Assignment:
Scan the records below for the word "strong". Copy each line where it appears.

Interface dataset entries:
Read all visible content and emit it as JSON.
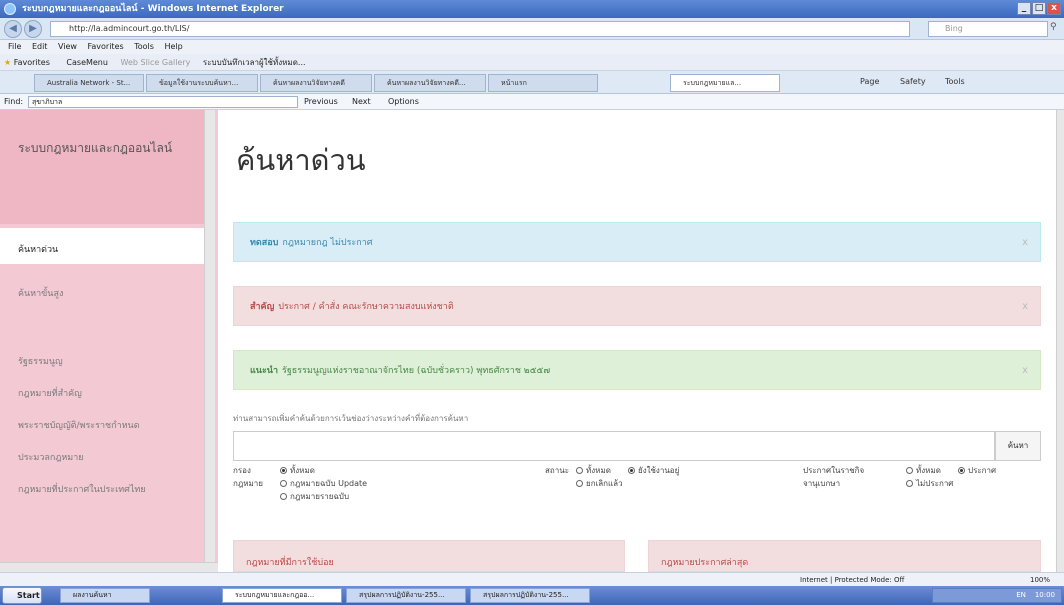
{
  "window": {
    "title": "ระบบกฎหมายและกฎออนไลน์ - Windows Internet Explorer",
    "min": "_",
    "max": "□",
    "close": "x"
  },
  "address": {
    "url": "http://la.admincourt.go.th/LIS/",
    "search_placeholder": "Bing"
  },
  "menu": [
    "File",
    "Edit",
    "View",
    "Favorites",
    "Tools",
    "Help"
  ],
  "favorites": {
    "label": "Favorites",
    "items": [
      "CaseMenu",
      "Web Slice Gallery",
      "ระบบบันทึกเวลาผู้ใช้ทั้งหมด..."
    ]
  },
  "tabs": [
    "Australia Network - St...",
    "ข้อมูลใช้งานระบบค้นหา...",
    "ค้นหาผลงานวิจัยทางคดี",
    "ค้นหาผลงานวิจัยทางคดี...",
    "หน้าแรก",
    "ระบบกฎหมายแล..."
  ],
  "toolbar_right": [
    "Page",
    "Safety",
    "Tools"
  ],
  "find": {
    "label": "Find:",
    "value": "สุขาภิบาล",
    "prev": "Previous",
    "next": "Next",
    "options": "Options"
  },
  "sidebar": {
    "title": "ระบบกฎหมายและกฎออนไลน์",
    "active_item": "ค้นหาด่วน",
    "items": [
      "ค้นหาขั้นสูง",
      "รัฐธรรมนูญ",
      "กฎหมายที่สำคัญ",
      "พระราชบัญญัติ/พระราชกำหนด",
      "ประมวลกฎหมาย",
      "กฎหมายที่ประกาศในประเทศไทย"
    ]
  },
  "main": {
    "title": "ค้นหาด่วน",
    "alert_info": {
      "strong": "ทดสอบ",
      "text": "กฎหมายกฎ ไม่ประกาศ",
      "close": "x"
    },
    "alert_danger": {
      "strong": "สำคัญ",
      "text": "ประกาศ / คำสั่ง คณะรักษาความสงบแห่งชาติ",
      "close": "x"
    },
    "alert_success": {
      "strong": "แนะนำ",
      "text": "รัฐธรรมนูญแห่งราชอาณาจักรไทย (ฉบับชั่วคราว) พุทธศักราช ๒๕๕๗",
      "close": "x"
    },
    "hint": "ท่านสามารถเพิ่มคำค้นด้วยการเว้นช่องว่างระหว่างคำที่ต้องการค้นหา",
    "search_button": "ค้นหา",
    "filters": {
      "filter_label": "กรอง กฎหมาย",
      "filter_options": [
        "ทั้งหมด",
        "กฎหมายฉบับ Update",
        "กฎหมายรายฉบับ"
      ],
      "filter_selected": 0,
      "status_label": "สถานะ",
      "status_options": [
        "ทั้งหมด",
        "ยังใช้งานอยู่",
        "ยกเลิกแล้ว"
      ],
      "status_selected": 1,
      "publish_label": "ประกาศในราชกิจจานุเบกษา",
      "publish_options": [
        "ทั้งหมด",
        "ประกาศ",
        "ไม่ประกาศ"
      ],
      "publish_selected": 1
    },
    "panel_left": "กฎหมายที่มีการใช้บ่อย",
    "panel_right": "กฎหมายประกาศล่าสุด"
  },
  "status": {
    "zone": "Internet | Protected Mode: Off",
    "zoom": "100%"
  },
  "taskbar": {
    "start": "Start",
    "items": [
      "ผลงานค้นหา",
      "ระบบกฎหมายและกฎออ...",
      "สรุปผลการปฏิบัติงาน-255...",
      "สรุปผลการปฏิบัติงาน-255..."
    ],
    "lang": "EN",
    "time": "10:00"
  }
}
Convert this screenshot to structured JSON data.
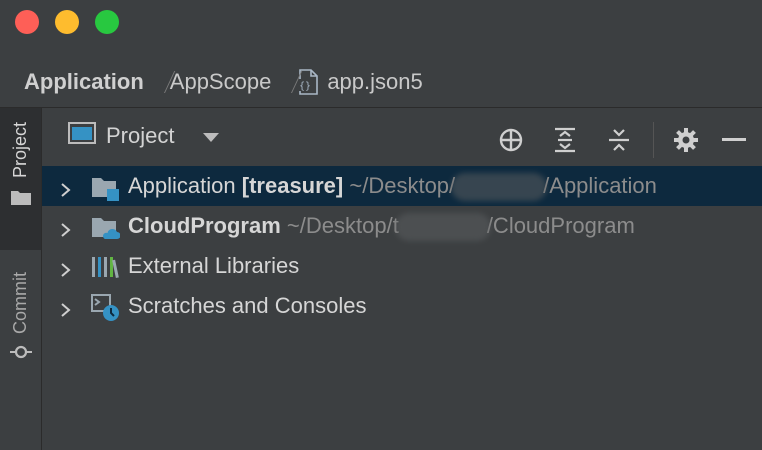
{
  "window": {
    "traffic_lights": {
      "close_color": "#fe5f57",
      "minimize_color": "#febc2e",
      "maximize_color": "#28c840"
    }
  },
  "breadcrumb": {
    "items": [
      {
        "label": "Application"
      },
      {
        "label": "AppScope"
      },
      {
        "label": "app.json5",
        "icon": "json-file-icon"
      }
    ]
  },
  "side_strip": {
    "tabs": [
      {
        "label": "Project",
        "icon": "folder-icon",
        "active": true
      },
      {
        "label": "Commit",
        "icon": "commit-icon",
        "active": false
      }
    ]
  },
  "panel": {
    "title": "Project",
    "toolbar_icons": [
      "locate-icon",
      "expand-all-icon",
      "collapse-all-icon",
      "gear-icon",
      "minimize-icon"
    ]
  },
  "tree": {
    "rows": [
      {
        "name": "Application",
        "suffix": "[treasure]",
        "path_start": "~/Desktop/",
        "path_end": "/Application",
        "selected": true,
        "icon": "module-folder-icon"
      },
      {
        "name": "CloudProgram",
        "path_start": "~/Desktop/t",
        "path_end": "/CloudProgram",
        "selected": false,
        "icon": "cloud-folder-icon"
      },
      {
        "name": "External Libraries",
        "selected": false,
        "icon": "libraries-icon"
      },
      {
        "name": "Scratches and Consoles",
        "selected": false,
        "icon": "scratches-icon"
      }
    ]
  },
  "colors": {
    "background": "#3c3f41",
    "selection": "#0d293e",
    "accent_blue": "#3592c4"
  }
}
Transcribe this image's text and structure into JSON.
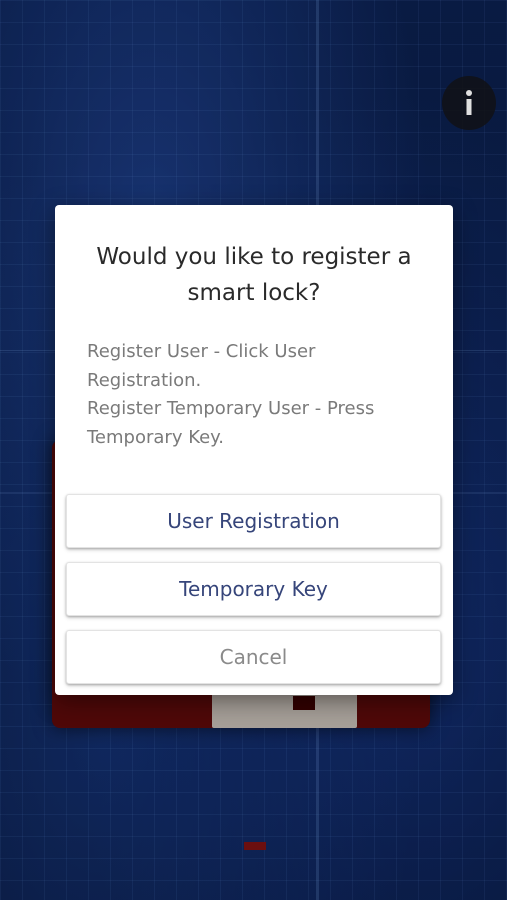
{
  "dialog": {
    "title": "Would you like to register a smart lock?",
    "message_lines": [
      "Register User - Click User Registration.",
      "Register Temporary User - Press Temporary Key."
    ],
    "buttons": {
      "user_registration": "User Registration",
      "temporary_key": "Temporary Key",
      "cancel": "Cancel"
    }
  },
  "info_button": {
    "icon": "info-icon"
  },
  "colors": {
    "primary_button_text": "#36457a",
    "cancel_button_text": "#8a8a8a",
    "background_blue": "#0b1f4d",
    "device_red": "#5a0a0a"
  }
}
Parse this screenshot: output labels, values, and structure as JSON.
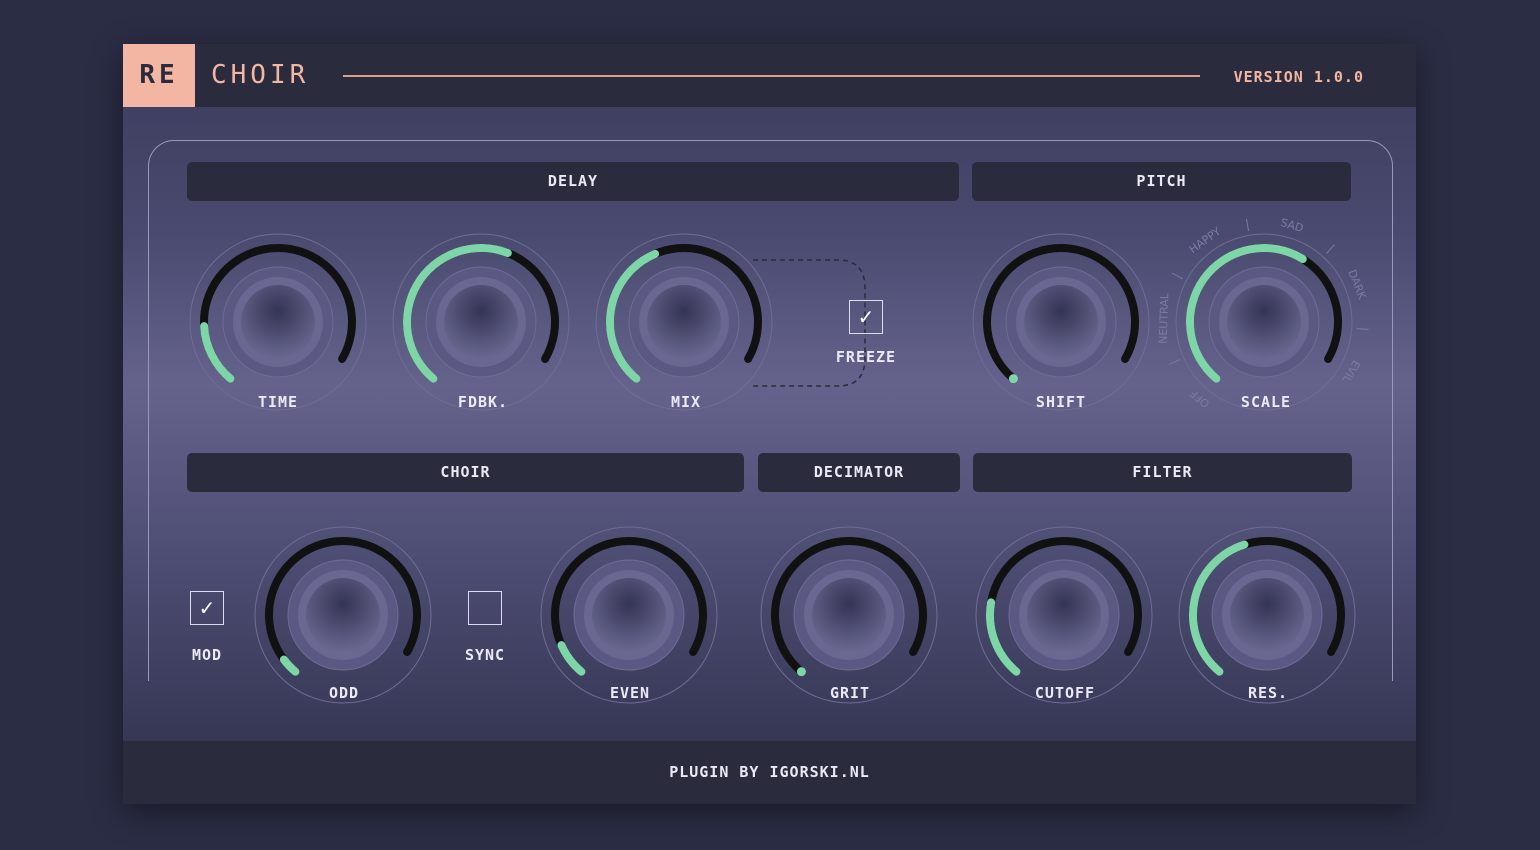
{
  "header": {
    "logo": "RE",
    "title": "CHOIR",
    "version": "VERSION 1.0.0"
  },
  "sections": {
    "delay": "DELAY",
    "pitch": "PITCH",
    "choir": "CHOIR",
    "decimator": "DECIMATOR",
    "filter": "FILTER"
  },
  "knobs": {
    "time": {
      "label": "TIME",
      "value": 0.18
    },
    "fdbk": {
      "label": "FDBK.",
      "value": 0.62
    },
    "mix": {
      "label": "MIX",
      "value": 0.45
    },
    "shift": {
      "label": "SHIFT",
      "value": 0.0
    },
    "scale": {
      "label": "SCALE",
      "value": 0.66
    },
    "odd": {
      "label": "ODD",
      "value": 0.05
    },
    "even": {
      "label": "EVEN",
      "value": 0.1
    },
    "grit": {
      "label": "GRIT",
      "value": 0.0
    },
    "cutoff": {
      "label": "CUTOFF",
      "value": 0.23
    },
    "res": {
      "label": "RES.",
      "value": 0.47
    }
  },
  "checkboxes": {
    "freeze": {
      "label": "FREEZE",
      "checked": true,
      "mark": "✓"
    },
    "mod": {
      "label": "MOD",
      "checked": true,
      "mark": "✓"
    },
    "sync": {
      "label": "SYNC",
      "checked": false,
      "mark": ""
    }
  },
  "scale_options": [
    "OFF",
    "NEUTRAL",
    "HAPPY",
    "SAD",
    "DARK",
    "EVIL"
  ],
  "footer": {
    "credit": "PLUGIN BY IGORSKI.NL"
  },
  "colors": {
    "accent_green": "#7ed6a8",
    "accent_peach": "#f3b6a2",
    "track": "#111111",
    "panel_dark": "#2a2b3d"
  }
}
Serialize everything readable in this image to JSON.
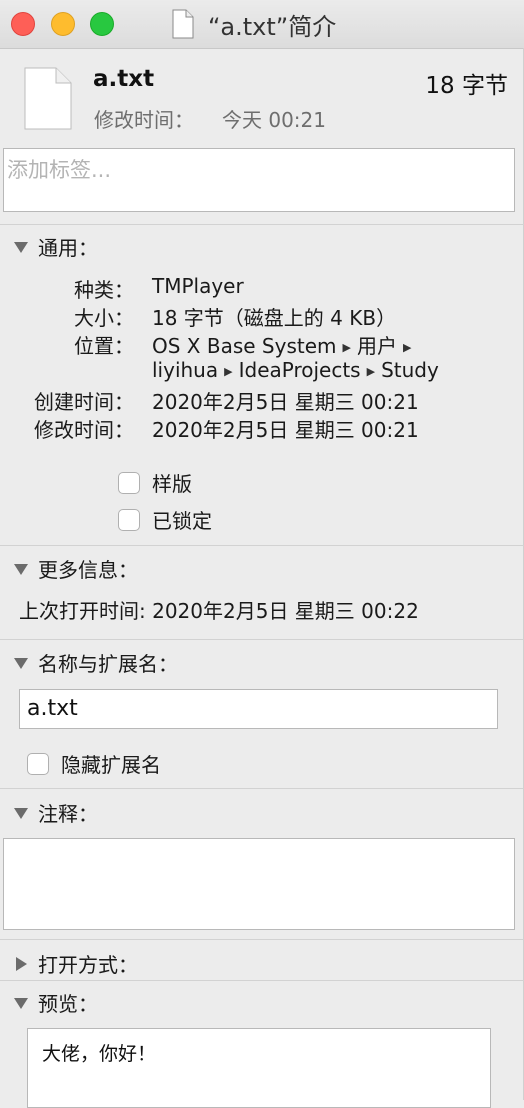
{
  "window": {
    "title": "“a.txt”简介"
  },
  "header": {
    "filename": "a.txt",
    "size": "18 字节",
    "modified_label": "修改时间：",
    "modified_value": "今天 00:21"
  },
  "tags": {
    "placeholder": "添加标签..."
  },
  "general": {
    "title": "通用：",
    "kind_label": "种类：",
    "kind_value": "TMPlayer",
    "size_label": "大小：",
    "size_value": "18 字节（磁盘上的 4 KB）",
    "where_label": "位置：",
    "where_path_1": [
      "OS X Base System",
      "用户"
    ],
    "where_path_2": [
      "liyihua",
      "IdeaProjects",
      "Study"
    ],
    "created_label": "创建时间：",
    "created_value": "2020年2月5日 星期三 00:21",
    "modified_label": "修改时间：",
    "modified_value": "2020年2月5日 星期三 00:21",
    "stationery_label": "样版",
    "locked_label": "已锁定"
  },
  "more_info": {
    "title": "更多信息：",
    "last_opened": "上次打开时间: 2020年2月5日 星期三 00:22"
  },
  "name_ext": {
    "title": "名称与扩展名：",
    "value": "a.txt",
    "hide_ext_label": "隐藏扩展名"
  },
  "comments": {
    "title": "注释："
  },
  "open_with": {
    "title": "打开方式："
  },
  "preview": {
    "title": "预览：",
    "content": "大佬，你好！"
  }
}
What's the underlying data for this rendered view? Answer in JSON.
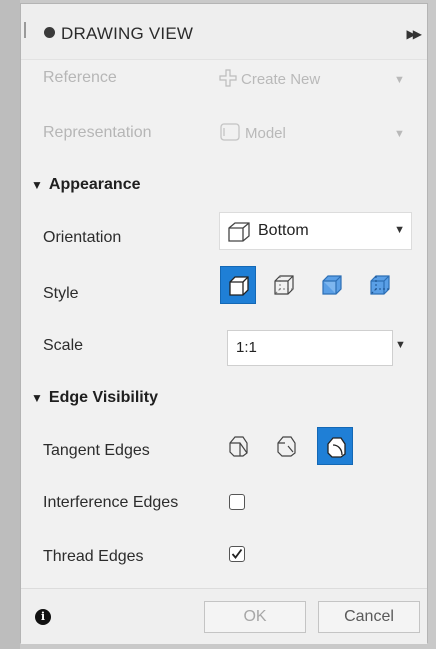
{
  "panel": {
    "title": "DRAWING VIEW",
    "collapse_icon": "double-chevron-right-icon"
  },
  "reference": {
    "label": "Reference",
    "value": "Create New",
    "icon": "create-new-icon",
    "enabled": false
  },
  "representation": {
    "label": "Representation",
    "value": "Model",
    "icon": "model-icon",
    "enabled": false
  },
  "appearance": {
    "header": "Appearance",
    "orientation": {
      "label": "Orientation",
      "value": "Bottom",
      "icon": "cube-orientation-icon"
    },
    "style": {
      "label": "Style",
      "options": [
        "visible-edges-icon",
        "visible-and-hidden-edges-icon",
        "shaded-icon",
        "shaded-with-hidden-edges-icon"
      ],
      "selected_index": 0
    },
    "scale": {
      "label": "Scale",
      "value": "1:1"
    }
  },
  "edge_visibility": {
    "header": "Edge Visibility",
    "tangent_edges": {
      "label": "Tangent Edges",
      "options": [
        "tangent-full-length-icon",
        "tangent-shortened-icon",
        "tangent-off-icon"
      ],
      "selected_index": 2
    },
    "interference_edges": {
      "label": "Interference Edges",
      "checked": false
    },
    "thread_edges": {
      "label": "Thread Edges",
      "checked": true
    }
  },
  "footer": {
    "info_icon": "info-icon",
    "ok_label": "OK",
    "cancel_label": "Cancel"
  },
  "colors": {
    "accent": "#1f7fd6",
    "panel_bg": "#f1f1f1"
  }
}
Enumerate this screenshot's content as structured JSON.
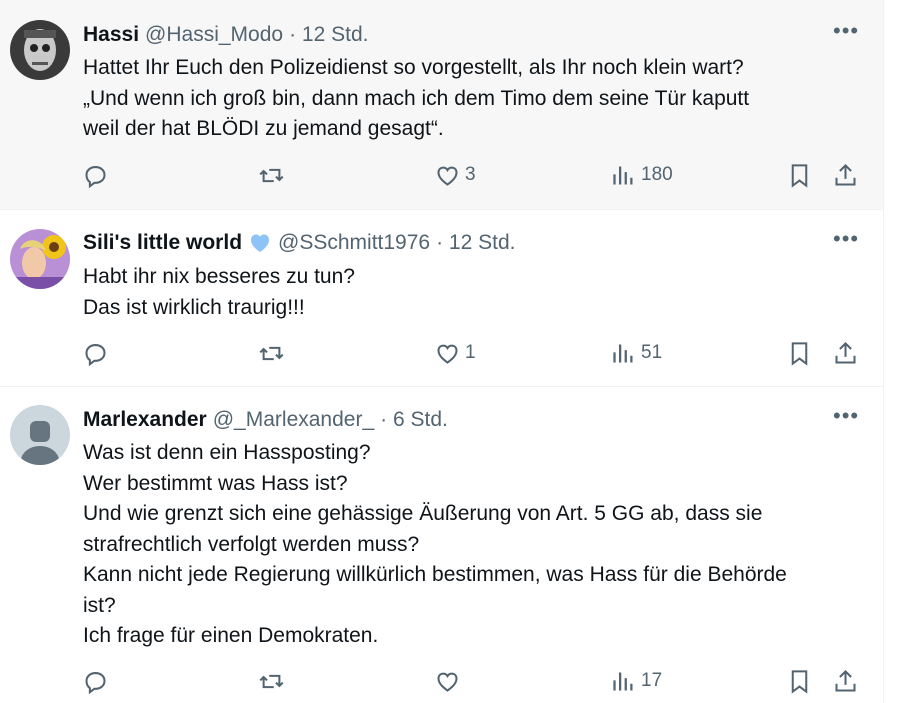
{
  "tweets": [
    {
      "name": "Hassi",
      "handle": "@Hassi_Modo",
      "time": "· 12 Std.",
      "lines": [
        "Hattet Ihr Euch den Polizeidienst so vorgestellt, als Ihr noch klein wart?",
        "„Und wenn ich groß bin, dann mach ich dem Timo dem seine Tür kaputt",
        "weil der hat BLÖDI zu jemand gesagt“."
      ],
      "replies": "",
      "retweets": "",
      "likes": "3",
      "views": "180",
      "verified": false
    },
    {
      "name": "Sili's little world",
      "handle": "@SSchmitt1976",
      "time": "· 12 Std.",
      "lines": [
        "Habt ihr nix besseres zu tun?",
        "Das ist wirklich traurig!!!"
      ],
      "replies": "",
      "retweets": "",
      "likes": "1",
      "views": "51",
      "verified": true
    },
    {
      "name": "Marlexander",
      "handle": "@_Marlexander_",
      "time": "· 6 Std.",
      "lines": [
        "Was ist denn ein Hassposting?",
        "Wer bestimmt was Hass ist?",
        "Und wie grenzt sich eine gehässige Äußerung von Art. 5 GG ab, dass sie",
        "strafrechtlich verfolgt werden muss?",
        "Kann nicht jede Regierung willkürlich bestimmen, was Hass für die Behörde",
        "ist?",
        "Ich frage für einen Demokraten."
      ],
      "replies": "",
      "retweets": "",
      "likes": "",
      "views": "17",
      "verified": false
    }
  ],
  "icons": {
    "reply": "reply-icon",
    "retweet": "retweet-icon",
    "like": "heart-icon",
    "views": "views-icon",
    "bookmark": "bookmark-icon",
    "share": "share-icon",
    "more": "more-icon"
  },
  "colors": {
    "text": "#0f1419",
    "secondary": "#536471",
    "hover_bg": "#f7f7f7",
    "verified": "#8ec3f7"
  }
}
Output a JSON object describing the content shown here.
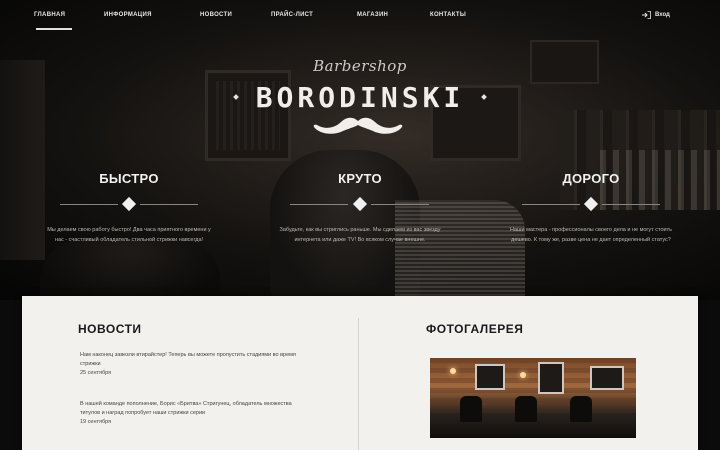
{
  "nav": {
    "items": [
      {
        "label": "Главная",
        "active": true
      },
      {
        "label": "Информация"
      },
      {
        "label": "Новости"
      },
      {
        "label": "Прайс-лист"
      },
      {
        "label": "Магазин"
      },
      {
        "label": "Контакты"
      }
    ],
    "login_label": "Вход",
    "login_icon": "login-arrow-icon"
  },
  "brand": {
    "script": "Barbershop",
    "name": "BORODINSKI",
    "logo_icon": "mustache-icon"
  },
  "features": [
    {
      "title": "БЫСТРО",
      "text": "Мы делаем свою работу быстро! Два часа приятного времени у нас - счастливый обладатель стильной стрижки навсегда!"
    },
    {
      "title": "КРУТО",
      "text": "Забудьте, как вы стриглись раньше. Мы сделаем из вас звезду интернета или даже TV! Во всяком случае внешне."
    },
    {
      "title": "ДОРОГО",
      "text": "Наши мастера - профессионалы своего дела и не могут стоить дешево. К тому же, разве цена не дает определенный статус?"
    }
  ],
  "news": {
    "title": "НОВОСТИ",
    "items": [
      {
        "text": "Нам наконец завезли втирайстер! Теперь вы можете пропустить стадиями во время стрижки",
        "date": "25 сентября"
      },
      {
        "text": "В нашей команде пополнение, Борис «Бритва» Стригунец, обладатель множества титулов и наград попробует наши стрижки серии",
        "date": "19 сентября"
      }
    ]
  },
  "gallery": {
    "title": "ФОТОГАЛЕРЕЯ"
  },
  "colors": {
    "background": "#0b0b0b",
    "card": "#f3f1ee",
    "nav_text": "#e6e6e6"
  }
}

Exercise answer:
      "strong": "ทดสอบ",
      "strong": "สำคัญ",
      "strong": "แนะนำ",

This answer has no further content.